According to the Agency for Toxic Substances and Disease Registry, sodium hydroxide can be “very corrosive and cause severe burns in all tissue it comes into contact with”.
One study conducted by Oxford University, also revealed frequent use of lye-based products increased breast cancer risk by 30 percent.
One Londoner recently shared her plight after discovering chunks of hair were missing from the back of her head.
She continued: “[…] The next few days, you have scabs, across along your hairline or anywhere on your scalp. But it’s something that you’ve come to accept as part of the process.”
Central Centrifugal Cicatricial Alopecia (CCCA) – a type of scarring alopecia – has previously been linked to hair relaxers.
According to the Trichology Clinic, chemical relaxers could be a source of damage to the scalp and follicles which leads to their inflammation.

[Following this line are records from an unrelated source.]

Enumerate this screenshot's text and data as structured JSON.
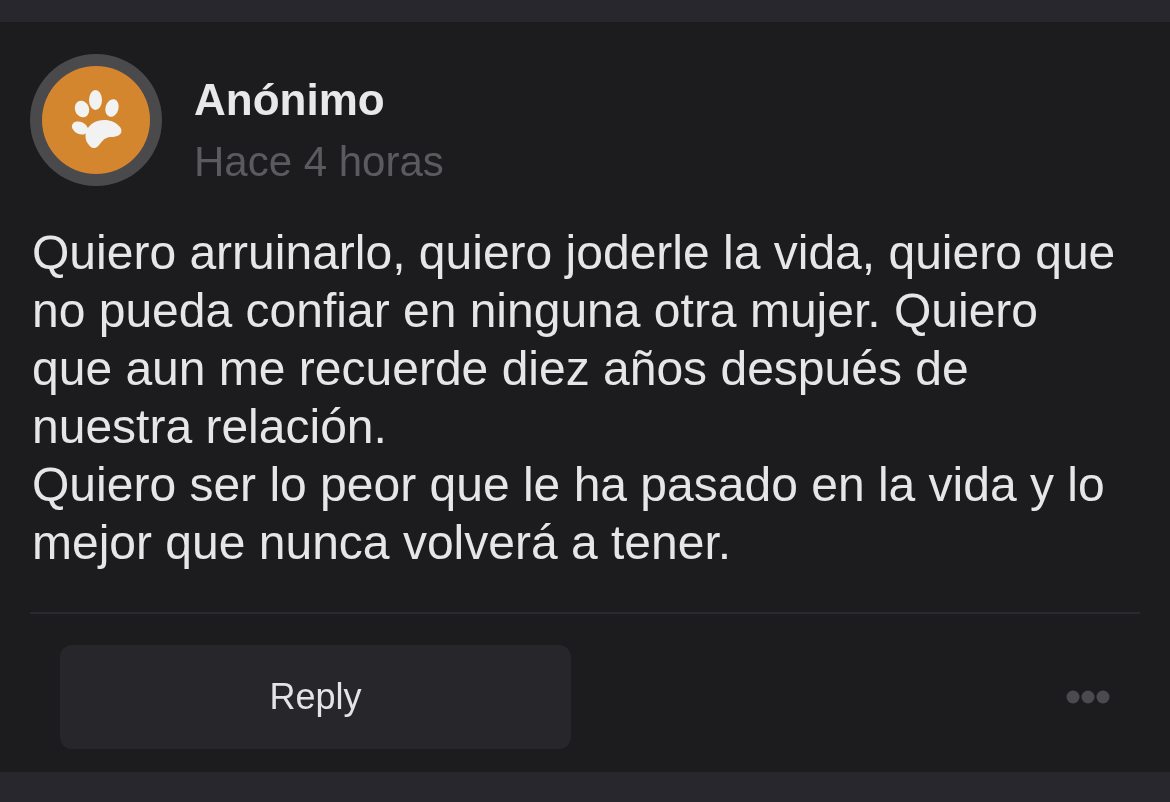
{
  "post": {
    "author": "Anónimo",
    "time": "Hace 4 horas",
    "paragraphs": [
      "Quiero arruinarlo, quiero joderle la vida, quiero que no pueda confiar en ninguna otra mujer. Quiero que aun me recuerde diez años después de nuestra relación.",
      "Quiero ser lo peor que le ha pasado en la vida y lo mejor que nunca volverá a tener."
    ]
  },
  "actions": {
    "reply": "Reply"
  }
}
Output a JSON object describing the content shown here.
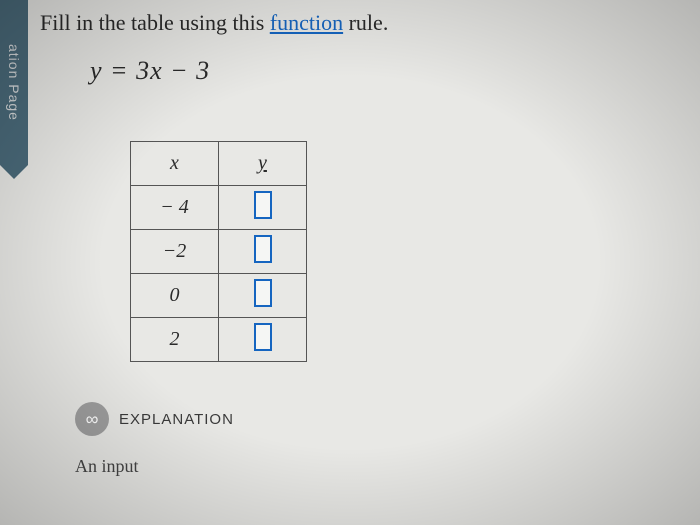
{
  "side_tab": "ation Page",
  "instruction": {
    "prefix": "Fill in the table using this ",
    "link": "function",
    "suffix": " rule."
  },
  "equation": "y = 3x − 3",
  "table": {
    "headers": {
      "x": "x",
      "y": "y"
    },
    "rows": [
      {
        "x": "− 4",
        "y": ""
      },
      {
        "x": "−2",
        "y": ""
      },
      {
        "x": "0",
        "y": ""
      },
      {
        "x": "2",
        "y": ""
      }
    ]
  },
  "explanation": {
    "icon": "∞",
    "label": "EXPLANATION"
  },
  "footer": "An input"
}
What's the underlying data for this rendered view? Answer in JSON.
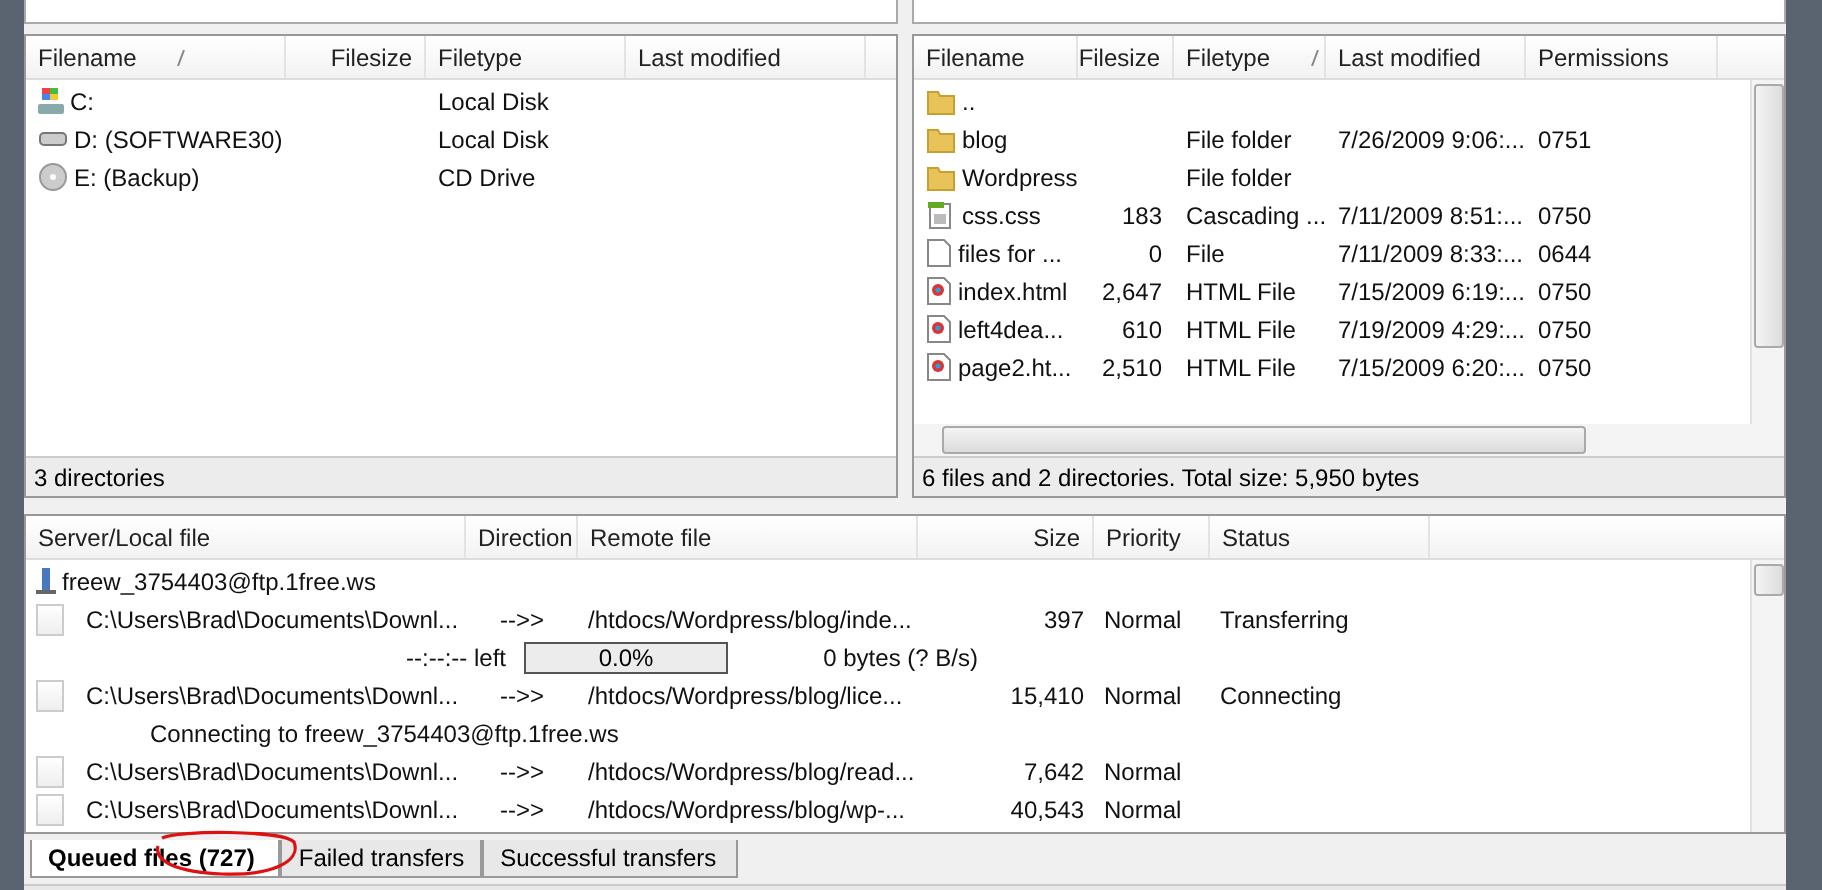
{
  "local": {
    "columns": [
      {
        "label": "Filename",
        "sorted": true
      },
      {
        "label": "Filesize",
        "sorted": false
      },
      {
        "label": "Filetype",
        "sorted": false
      },
      {
        "label": "Last modified",
        "sorted": false
      }
    ],
    "rows": [
      {
        "kind": "windows-drive",
        "name": "C:",
        "type": "Local Disk"
      },
      {
        "kind": "drive",
        "name": "D: (SOFTWARE30)",
        "type": "Local Disk"
      },
      {
        "kind": "cd",
        "name": "E: (Backup)",
        "type": "CD Drive"
      }
    ],
    "status": "3 directories"
  },
  "remote": {
    "columns": [
      {
        "label": "Filename",
        "sorted": false
      },
      {
        "label": "Filesize",
        "sorted": false
      },
      {
        "label": "Filetype",
        "sorted": true
      },
      {
        "label": "Last modified",
        "sorted": false
      },
      {
        "label": "Permissions",
        "sorted": false
      }
    ],
    "rows": [
      {
        "kind": "folder",
        "name": ".."
      },
      {
        "kind": "folder",
        "name": "blog",
        "type": "File folder",
        "modified": "7/26/2009 9:06:...",
        "perms": "0751"
      },
      {
        "kind": "folder",
        "name": "Wordpress",
        "type": "File folder"
      },
      {
        "kind": "css",
        "name": "css.css",
        "size": "183",
        "type": "Cascading ...",
        "modified": "7/11/2009 8:51:...",
        "perms": "0750"
      },
      {
        "kind": "file",
        "name": "files for ...",
        "size": "0",
        "type": "File",
        "modified": "7/11/2009 8:33:...",
        "perms": "0644"
      },
      {
        "kind": "html",
        "name": "index.html",
        "size": "2,647",
        "type": "HTML File",
        "modified": "7/15/2009 6:19:...",
        "perms": "0750"
      },
      {
        "kind": "html",
        "name": "left4dea...",
        "size": "610",
        "type": "HTML File",
        "modified": "7/19/2009 4:29:...",
        "perms": "0750"
      },
      {
        "kind": "html",
        "name": "page2.ht...",
        "size": "2,510",
        "type": "HTML File",
        "modified": "7/15/2009 6:20:...",
        "perms": "0750"
      }
    ],
    "status": "6 files and 2 directories. Total size: 5,950 bytes"
  },
  "queue": {
    "columns": [
      "Server/Local file",
      "Direction",
      "Remote file",
      "Size",
      "Priority",
      "Status"
    ],
    "rows": [
      {
        "kind": "server",
        "text": "freew_3754403@ftp.1free.ws"
      },
      {
        "kind": "file",
        "local": "C:\\Users\\Brad\\Documents\\Downl...",
        "direction": "-->>",
        "remote": "/htdocs/Wordpress/blog/inde...",
        "size": "397",
        "priority": "Normal",
        "status": "Transferring"
      },
      {
        "kind": "progress",
        "left": "--:--:-- left",
        "percent": "0.0%",
        "level": 0,
        "rate": "0 bytes (? B/s)"
      },
      {
        "kind": "file",
        "local": "C:\\Users\\Brad\\Documents\\Downl...",
        "direction": "-->>",
        "remote": "/htdocs/Wordpress/blog/lice...",
        "size": "15,410",
        "priority": "Normal",
        "status": "Connecting"
      },
      {
        "kind": "message",
        "text": "Connecting to freew_3754403@ftp.1free.ws"
      },
      {
        "kind": "file",
        "local": "C:\\Users\\Brad\\Documents\\Downl...",
        "direction": "-->>",
        "remote": "/htdocs/Wordpress/blog/read...",
        "size": "7,642",
        "priority": "Normal"
      },
      {
        "kind": "file",
        "local": "C:\\Users\\Brad\\Documents\\Downl...",
        "direction": "-->>",
        "remote": "/htdocs/Wordpress/blog/wp-...",
        "size": "40,543",
        "priority": "Normal"
      }
    ]
  },
  "tabs": [
    {
      "label": "Queued files (727)",
      "selected": true,
      "circled": true
    },
    {
      "label": "Failed transfers",
      "selected": false,
      "circled": false
    },
    {
      "label": "Successful transfers",
      "selected": false,
      "circled": false
    }
  ]
}
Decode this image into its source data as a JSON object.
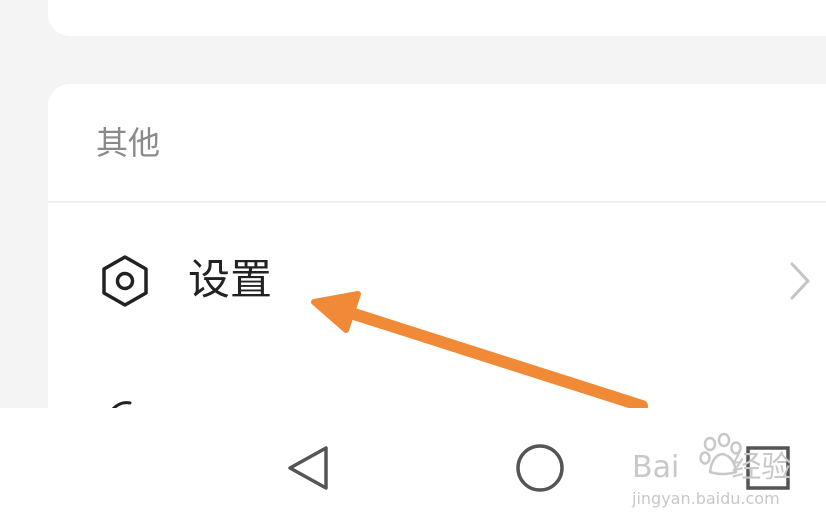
{
  "section": {
    "title": "其他"
  },
  "settings_item": {
    "label": "设置",
    "icon": "settings-hexagon-icon",
    "trailing_icon": "chevron-right-icon"
  },
  "navigation_bar": {
    "buttons": [
      {
        "icon": "back-triangle-icon"
      },
      {
        "icon": "home-circle-icon"
      },
      {
        "icon": "recent-apps-square-icon"
      }
    ]
  },
  "annotation": {
    "icon": "pointer-arrow-icon",
    "color": "#f08a36"
  },
  "watermark": {
    "brand_text": "Bai",
    "brand_text_tail": "经验",
    "url_text": "jingyan.baidu.com"
  },
  "colors": {
    "background": "#f4f4f4",
    "card": "#ffffff",
    "section_title": "#8a8a8a",
    "label": "#222222",
    "chevron": "#c4c4c4",
    "nav_icon": "#555555"
  }
}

Although there may not be a direct link between chemical relaxers and CCCA, the effects of the product may definitely lead to scarring, according to the health platform.
One of the eventual outcomes of scarring of the hair follicle is irreversible hair loss.
Repeated contact with sodium hydroxide, which can be found in certain soaps, paper and oven cleaners, may cause dermatitis.
According to the TN Department of Health: “Contact with very high concentrations of sodium hydroxide can cause severe burns to the eyes, skin digestion system or lungs, resulting in permanent damage or death.”
Continuous inhalation, too, can lead to permanent damage.